Original Edition (2003) + additions (2004-2018) in that order.
Based on http://1001films.wikia.com/wiki/The_List
2018 Edition Additions:
- The Handmaiden (2016)
- Dawson City: Frozen Time (2016)
- Lady Macbeth (2016)
- Lady Bird (2017)
- The Shape of Water (2017)
- Three Billboards Outside Ebbing, Missouri (2017)
- Call Me by Your Name (2017)
- Mother! (2017)
- Blade Runner 2049 (2017)
- Get Out (2017)
- Black Panther (2018)
All credits go to IMDb user: RDLongoria
"Few talk about the ’90s as a filmmaking renaissance on par with the late ’60s and early ’70s, but for many of the film critics at The A.V. Club, it was the decade when we were coming of age as cinephiles and writers, and we remember it with considerable affection. Those ’70s warhorses like Martin Scorsese and Robert Altman posted some of the strongest work of their careers, and an exciting new generation of filmmakers—Quentin Tarantino, Joel and Ethan Coen, Wong Kar-Wai, Olivier Assayas, David Fincher, and Wes Anderson among them—were staking out territory of their own. Presented over three days—with two 20-film lists, then a separate one for the top 10—our Top 50 survey was conducted in an effort to reflect group consensus and individual passion, with the disclaimer that all such lists have a degree of arbitrariness that can’t be avoided. (On Thursday, we’ll run a supplemental list of orphans, also-rans, and personal favorites that will undoubtedly be quirkier.) One more note before digging in: Filmmakers who had a particularly good decade were often divided against themselves in the voting. Which Coen brothers movie is the strongest? Which color from Krzysztof Kieslowski’s Three Colors trilogy shone the brightest? Peel slowly and see…"

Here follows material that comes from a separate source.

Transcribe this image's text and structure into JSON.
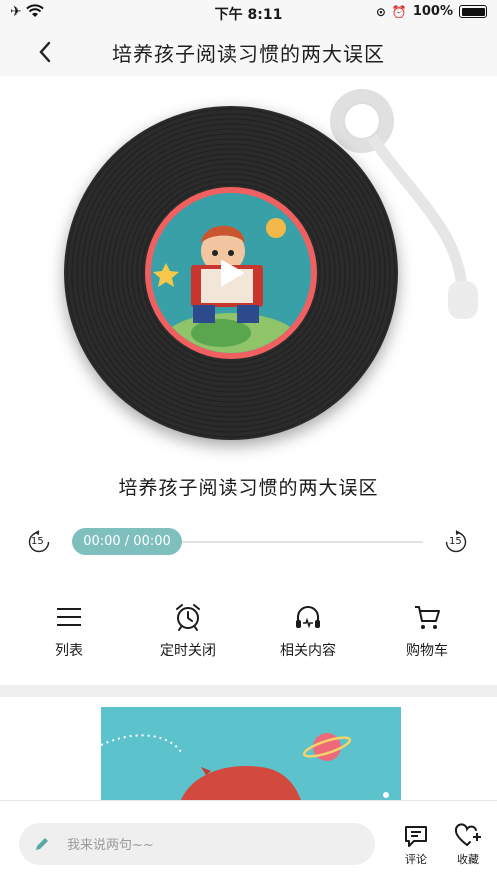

The Top 50:
http://www.avclub.com/articles/the-best-films-of-the-90s-orphans-outliers-and-per,86534/ (added them after rank 50)